> [Description of the task]: Each line in the records below that has the word "Cloud" should be copied.

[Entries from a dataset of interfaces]
● ● ● ● ● ● ●

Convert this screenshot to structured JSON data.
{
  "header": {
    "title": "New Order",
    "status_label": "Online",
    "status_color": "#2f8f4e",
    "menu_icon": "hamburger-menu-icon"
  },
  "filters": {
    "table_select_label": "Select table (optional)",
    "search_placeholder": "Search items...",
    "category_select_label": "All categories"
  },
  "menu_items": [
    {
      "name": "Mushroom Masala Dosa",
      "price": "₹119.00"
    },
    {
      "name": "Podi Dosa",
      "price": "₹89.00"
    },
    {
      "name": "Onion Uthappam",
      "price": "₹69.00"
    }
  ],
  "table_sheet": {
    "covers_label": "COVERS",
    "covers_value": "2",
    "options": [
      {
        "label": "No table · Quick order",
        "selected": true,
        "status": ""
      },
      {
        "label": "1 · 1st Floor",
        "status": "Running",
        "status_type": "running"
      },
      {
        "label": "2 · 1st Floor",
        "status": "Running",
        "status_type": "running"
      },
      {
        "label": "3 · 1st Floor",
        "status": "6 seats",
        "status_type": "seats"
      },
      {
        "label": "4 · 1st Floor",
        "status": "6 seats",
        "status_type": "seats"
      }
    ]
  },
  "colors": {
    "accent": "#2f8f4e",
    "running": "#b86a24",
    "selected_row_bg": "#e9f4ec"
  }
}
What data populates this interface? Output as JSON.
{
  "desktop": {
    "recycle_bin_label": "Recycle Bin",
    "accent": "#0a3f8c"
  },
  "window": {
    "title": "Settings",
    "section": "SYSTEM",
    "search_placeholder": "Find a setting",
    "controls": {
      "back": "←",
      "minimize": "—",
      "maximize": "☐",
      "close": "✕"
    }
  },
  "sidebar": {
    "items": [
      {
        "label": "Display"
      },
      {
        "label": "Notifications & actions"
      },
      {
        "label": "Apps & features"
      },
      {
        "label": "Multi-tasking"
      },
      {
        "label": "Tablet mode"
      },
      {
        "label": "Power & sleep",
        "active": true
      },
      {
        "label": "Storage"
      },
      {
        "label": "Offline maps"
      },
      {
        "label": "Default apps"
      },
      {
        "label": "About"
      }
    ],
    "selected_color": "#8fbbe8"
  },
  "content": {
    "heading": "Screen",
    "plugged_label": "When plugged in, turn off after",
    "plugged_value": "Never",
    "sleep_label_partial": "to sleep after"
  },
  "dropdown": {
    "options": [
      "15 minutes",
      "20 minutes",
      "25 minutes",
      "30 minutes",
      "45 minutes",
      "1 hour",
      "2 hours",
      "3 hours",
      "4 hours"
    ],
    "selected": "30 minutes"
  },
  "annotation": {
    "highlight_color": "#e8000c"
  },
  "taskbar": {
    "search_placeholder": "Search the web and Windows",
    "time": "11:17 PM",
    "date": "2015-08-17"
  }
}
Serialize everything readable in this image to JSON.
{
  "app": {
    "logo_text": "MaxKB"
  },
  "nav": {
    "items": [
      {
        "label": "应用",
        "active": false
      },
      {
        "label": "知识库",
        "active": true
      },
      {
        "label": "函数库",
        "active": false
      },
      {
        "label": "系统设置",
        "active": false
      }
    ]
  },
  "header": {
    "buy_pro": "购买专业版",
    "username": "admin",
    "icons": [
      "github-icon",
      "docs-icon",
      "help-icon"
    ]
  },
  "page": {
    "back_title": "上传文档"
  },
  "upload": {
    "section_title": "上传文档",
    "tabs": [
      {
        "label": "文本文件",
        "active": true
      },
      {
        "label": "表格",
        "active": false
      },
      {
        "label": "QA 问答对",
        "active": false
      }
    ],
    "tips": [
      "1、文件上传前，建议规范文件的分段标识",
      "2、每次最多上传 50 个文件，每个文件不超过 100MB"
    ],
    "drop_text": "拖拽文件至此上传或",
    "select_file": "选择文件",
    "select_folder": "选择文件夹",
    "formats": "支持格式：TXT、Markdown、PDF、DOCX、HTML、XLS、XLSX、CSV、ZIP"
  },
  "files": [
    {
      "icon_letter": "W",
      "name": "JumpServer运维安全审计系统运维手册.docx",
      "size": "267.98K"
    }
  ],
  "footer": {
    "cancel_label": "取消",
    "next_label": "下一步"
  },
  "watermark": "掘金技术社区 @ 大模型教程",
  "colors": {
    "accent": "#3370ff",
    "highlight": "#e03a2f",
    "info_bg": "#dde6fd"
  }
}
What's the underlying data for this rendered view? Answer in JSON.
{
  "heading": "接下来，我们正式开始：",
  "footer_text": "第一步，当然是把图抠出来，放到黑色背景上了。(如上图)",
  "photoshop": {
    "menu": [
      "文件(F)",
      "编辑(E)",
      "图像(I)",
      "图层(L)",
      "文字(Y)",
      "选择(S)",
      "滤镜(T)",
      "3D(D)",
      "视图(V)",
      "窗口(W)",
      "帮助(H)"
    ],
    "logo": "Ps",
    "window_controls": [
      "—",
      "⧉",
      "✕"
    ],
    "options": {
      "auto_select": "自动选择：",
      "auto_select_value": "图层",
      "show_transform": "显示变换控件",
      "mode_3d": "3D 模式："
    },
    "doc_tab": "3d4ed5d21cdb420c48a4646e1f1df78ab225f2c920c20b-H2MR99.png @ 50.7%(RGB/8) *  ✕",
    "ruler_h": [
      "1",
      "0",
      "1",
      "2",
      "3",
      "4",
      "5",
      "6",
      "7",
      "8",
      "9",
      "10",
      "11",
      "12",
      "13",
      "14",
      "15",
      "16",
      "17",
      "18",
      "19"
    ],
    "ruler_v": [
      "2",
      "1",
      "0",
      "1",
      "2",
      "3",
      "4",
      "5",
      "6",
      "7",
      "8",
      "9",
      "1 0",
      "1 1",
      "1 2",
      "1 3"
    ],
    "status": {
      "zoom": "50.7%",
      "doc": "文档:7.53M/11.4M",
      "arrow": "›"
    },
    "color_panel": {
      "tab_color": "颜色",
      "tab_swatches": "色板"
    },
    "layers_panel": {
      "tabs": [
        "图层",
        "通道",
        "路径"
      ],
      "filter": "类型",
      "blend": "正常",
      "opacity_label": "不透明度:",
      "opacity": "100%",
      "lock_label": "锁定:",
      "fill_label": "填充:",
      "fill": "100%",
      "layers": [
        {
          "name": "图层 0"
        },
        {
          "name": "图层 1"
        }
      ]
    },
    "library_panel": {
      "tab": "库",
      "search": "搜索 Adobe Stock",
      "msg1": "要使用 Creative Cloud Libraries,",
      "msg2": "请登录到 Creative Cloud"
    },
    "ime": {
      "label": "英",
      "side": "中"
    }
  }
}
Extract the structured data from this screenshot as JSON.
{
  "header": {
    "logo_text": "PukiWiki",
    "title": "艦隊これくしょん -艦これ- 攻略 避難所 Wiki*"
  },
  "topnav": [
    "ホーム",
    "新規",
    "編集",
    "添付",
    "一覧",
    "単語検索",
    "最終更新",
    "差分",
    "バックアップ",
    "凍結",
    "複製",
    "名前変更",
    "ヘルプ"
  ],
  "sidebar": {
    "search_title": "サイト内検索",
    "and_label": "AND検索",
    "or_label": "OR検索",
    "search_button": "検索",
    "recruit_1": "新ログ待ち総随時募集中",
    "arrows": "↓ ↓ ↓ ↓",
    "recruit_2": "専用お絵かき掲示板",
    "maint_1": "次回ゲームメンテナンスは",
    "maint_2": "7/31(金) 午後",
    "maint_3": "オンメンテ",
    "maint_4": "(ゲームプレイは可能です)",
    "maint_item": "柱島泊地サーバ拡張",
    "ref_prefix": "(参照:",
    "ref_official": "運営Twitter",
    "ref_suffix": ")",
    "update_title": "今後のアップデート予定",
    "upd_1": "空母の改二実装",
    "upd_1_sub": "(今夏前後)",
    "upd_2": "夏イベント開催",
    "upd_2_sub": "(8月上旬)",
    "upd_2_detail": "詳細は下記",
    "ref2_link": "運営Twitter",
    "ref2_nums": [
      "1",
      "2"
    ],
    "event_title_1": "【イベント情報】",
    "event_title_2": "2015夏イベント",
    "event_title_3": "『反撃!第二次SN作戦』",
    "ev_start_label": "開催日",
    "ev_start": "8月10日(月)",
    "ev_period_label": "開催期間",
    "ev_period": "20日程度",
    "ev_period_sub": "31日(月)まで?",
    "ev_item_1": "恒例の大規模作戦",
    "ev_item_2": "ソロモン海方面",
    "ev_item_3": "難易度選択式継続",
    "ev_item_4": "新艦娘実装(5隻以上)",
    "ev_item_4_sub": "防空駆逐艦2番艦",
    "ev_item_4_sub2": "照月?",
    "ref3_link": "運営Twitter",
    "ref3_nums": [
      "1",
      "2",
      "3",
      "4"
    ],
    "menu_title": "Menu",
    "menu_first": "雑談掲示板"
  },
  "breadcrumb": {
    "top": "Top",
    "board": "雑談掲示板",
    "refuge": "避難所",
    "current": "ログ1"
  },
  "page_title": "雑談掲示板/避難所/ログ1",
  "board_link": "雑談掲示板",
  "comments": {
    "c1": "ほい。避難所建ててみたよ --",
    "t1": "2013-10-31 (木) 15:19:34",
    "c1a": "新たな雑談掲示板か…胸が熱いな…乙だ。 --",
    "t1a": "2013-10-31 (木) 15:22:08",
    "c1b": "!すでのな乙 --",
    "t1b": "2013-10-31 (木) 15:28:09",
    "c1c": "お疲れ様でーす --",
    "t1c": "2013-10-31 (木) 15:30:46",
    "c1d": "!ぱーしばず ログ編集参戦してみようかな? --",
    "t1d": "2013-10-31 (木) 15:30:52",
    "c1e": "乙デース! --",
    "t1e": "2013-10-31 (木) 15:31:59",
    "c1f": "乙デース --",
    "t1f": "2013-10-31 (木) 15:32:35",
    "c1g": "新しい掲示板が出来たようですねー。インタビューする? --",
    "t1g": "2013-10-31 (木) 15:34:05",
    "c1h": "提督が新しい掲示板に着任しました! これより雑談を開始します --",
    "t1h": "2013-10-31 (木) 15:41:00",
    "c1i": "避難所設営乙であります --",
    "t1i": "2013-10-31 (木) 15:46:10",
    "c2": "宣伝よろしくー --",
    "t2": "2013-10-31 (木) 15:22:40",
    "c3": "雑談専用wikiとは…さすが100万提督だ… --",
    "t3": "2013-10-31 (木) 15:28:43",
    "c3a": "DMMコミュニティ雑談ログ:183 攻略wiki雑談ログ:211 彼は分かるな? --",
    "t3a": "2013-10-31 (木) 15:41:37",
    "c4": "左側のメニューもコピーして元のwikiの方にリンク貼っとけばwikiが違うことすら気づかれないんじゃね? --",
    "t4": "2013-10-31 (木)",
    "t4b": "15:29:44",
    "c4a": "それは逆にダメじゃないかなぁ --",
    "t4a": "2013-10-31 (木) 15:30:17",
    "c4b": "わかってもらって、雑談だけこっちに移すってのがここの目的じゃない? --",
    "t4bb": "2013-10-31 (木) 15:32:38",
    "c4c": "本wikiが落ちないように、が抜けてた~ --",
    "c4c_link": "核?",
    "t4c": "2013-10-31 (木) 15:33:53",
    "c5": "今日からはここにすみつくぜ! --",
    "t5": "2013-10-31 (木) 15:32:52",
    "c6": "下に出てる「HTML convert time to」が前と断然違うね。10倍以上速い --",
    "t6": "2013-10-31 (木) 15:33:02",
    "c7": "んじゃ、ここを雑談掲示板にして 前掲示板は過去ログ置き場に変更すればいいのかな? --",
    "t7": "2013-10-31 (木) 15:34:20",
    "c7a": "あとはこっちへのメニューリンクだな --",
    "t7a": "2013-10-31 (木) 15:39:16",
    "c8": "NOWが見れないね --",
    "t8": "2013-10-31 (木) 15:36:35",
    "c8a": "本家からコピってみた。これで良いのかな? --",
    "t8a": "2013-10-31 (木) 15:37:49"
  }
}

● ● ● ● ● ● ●

> [Answer for the task]:
      "msg1": "要使用 Creative Cloud Libraries,",
      "msg2": "请登录到 Creative Cloud"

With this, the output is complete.